WHAT YOU ARE ASKED TO DO: Number of lines below with the word "JSON": give it and nothing more.

App and web page records
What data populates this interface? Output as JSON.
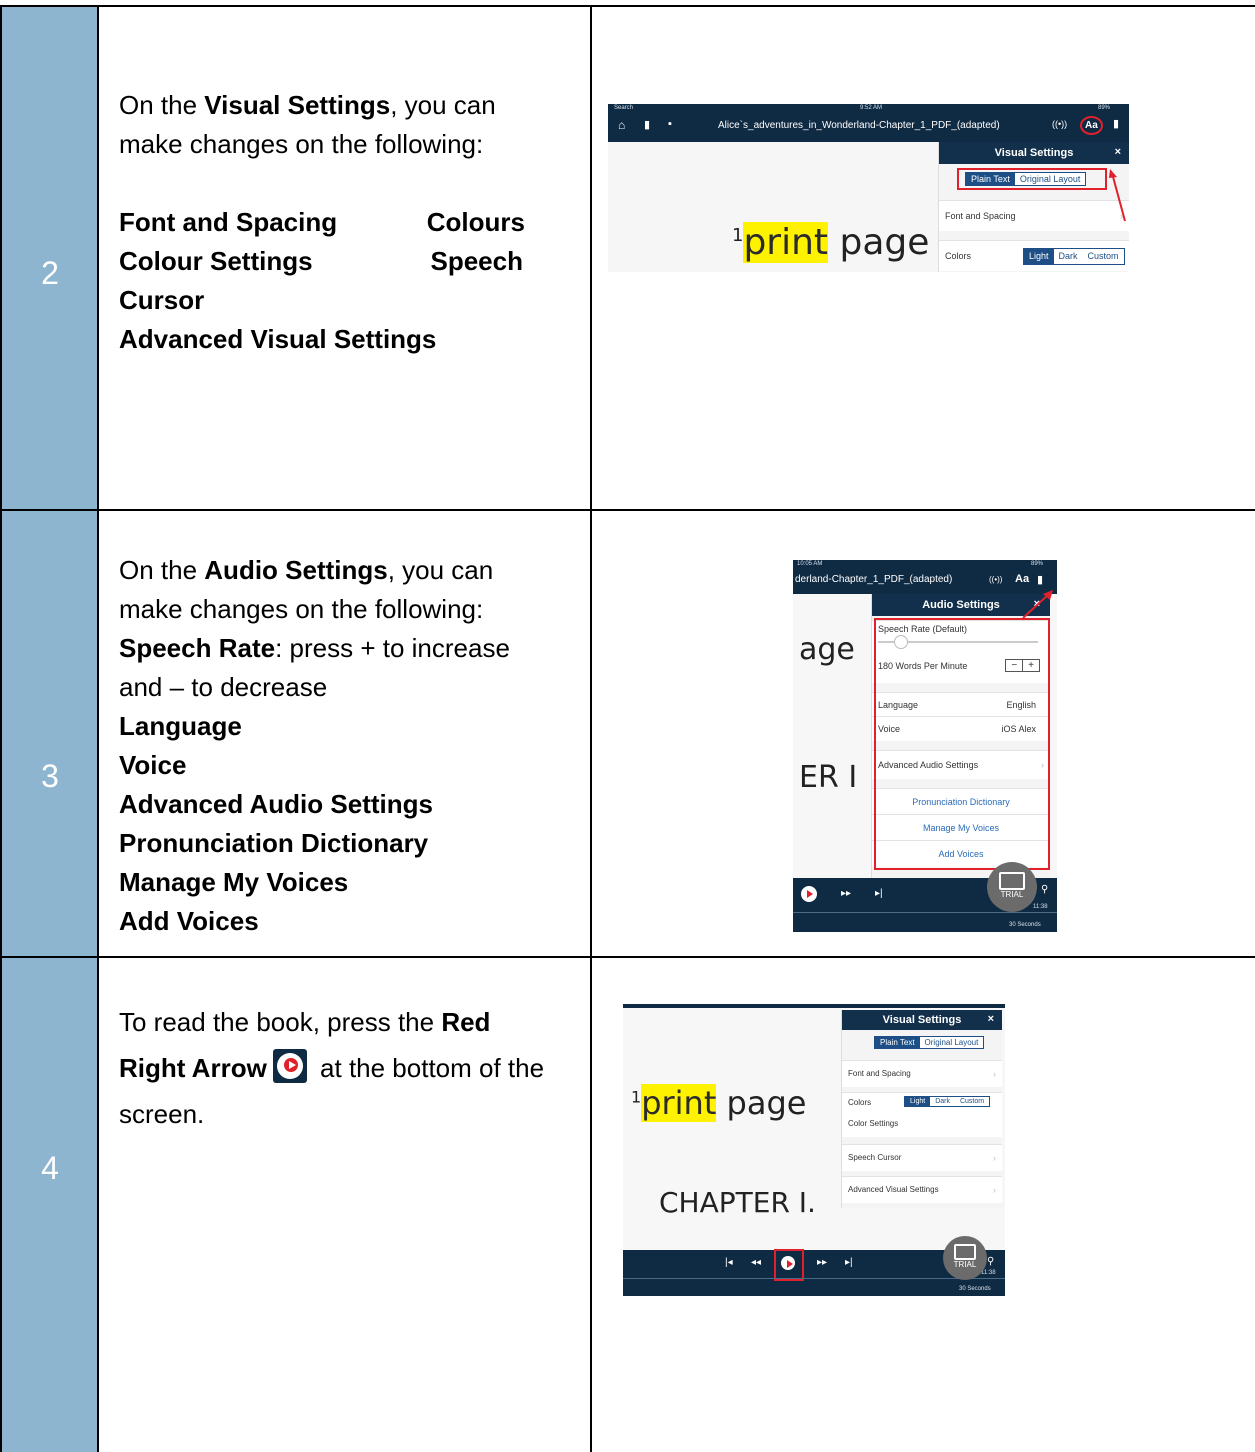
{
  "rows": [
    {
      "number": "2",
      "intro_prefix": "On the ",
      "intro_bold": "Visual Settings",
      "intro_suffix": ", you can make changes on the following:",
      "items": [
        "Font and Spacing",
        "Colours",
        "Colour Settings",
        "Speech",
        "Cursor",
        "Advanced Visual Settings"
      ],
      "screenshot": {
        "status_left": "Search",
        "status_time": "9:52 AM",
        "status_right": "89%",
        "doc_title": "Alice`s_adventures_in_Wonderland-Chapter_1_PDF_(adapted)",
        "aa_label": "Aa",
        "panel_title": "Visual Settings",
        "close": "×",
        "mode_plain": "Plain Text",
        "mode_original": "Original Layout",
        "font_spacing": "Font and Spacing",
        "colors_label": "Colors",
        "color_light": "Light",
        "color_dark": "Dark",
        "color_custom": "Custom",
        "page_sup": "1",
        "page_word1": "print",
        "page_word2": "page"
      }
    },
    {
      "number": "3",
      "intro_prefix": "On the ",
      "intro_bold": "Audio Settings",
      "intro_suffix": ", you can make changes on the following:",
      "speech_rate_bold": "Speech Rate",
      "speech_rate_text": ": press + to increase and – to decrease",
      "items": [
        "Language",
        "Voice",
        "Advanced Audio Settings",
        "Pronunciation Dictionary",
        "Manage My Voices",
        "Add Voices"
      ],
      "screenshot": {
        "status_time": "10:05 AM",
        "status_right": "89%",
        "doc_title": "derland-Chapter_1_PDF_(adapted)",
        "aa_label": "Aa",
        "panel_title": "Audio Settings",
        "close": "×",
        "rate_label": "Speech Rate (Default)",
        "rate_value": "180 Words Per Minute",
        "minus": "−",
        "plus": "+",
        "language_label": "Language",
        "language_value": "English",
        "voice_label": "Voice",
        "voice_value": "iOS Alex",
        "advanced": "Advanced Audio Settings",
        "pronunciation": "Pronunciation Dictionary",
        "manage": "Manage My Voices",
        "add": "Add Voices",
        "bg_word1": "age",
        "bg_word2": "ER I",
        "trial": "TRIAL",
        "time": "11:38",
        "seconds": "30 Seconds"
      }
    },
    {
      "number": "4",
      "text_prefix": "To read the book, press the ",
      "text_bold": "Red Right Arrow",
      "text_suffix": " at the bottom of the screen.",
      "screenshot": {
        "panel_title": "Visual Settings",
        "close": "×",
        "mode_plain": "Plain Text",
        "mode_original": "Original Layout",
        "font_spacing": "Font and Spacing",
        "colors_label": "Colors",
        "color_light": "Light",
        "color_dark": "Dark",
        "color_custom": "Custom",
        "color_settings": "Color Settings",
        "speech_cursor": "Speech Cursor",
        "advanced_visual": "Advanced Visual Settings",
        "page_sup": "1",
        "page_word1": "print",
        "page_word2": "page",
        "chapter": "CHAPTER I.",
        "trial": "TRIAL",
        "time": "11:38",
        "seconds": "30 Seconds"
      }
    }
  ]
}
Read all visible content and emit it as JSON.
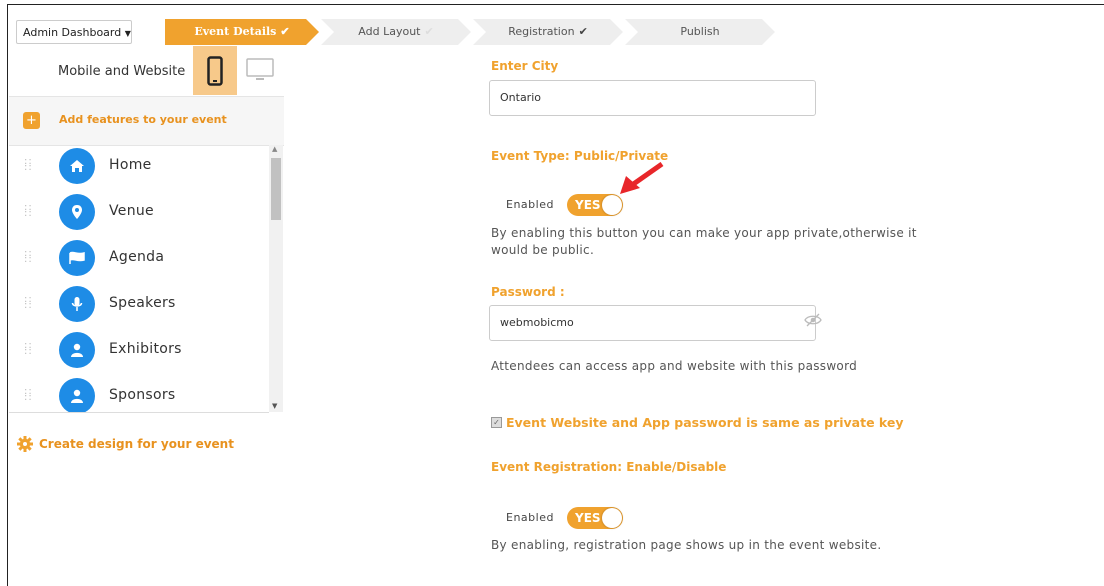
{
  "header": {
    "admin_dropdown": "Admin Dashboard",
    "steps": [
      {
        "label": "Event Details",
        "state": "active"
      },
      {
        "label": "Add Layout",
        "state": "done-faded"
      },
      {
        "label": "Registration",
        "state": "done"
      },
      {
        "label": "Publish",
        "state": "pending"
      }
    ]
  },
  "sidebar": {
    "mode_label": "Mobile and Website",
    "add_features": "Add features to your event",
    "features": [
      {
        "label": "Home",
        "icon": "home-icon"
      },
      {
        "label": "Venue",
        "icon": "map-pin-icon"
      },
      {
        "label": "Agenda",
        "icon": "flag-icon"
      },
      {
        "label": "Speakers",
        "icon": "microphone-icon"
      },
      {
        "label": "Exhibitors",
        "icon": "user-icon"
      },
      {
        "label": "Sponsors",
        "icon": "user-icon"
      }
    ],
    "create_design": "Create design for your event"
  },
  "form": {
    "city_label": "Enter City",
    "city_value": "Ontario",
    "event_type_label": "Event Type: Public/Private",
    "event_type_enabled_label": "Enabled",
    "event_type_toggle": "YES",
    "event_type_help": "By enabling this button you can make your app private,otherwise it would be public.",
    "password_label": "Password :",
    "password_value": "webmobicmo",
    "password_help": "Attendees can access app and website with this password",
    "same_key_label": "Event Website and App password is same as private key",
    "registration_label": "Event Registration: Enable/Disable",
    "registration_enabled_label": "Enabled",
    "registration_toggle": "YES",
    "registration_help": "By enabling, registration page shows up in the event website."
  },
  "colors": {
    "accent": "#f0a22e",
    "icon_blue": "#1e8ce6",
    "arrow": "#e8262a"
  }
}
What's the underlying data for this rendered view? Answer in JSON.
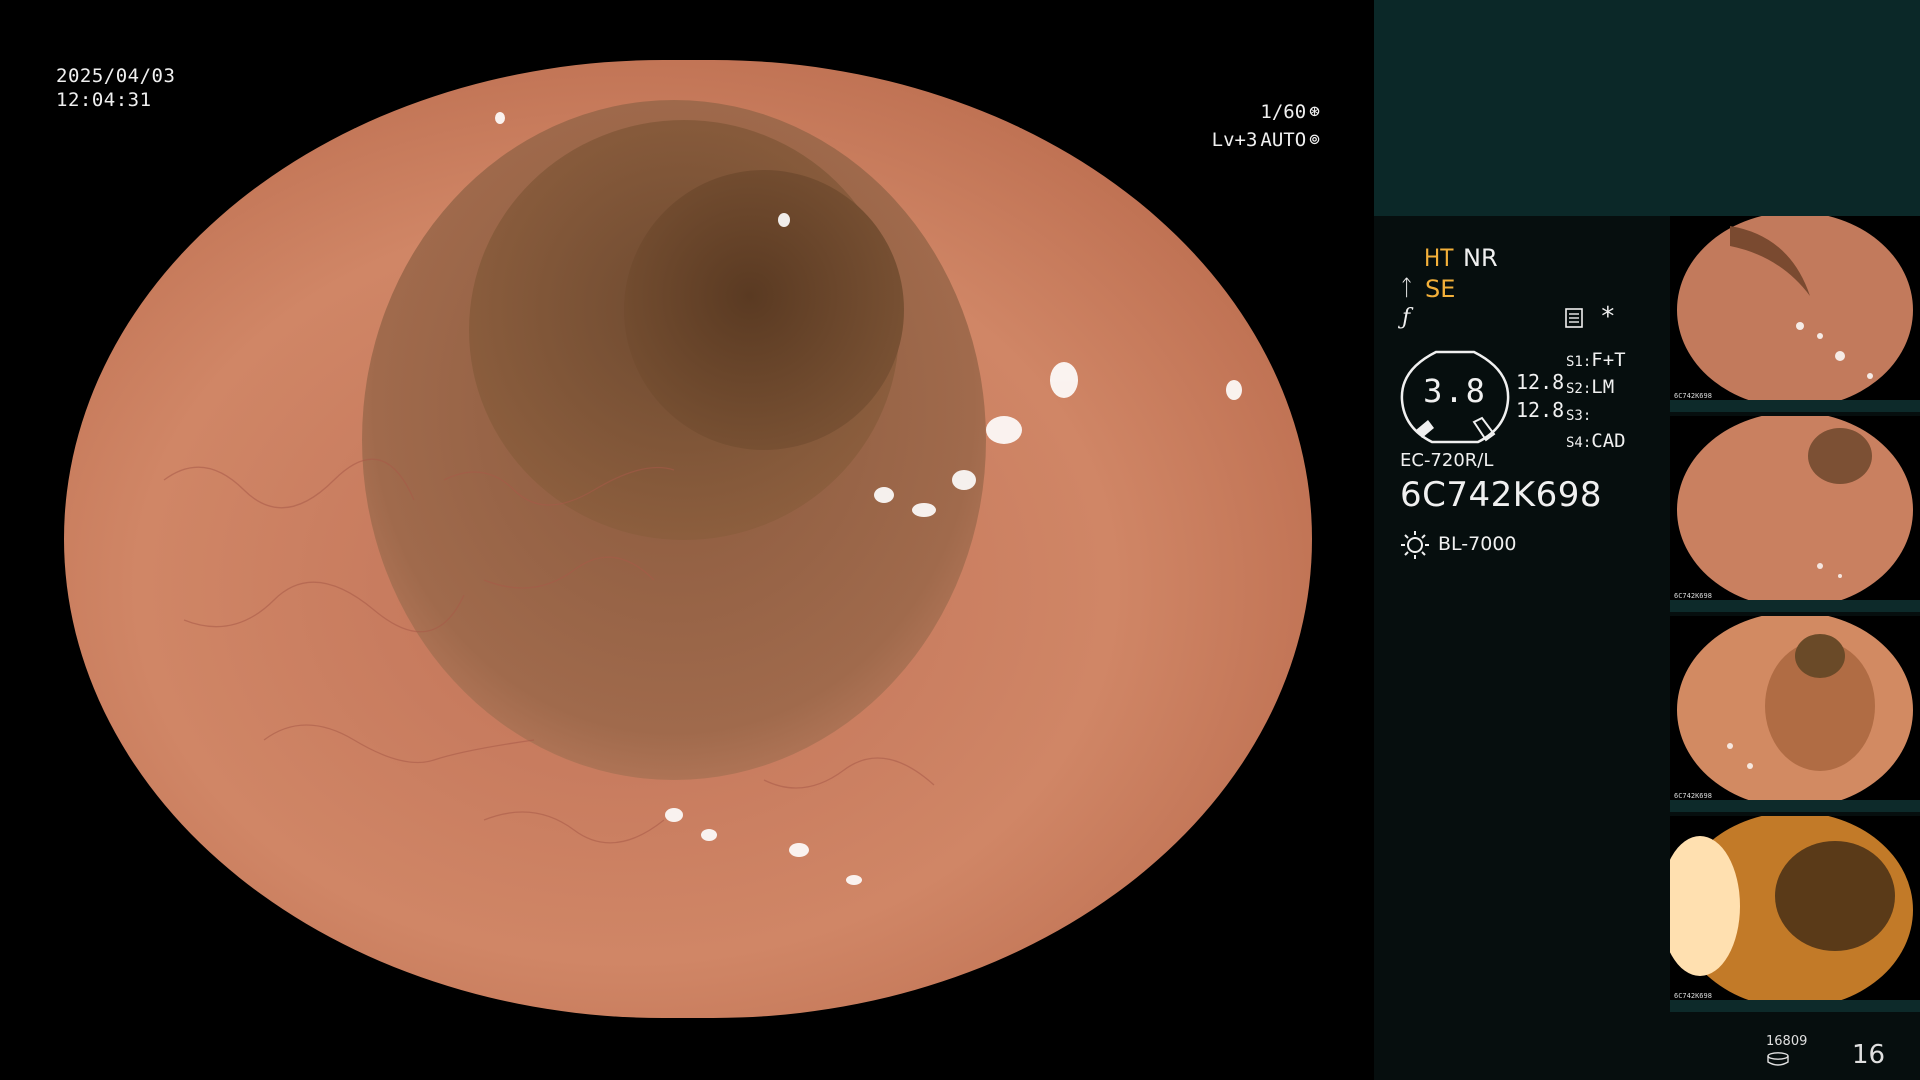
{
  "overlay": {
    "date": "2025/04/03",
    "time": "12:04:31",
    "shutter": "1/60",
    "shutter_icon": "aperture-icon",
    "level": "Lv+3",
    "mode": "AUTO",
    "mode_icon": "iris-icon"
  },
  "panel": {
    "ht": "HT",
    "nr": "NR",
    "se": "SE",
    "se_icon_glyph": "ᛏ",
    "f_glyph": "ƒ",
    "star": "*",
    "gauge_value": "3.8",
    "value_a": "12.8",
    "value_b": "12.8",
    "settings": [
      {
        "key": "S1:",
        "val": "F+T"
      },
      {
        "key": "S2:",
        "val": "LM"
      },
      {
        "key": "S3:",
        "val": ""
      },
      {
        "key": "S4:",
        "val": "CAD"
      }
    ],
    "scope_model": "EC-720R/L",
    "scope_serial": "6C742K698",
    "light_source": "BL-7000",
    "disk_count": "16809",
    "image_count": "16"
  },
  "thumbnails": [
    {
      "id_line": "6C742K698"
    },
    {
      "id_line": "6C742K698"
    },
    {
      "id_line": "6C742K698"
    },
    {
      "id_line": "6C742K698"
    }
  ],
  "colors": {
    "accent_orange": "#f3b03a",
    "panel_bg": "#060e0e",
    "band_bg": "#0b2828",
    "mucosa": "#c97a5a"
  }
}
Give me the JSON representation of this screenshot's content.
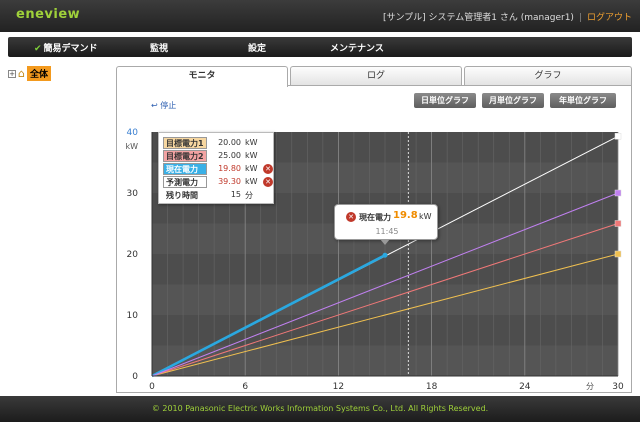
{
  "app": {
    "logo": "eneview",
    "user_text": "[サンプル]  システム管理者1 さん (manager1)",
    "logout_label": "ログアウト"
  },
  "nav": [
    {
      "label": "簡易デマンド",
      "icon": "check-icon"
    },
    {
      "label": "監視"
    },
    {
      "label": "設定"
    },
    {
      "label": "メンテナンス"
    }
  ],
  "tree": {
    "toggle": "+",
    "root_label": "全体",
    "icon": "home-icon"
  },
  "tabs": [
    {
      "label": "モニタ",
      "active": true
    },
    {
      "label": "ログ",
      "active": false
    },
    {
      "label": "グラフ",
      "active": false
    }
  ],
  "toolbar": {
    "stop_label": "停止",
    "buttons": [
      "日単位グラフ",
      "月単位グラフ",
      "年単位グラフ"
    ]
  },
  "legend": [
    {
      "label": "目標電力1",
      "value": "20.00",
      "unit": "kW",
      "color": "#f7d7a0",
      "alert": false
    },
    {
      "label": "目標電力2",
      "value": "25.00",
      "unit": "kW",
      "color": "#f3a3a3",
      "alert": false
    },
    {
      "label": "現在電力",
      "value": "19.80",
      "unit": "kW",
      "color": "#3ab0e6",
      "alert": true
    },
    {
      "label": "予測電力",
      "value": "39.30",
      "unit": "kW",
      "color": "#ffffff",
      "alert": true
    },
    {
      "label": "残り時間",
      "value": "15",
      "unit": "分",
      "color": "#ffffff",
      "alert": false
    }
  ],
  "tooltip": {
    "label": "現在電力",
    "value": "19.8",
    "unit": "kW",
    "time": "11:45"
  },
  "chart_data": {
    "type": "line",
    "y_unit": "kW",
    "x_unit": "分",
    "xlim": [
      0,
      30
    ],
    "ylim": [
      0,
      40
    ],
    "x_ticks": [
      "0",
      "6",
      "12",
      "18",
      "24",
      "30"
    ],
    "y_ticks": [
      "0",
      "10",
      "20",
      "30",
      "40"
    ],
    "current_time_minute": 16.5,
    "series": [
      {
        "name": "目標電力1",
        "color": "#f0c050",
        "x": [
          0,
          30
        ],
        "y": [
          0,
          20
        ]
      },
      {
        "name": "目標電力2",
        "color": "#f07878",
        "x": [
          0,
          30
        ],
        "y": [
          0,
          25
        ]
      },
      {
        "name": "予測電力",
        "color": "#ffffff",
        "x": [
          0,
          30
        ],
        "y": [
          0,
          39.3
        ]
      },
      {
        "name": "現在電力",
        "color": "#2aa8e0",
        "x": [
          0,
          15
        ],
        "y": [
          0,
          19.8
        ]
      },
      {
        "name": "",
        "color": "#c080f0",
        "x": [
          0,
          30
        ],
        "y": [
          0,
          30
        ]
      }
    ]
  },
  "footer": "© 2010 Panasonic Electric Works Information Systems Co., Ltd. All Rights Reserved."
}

ANSWER BOX: 4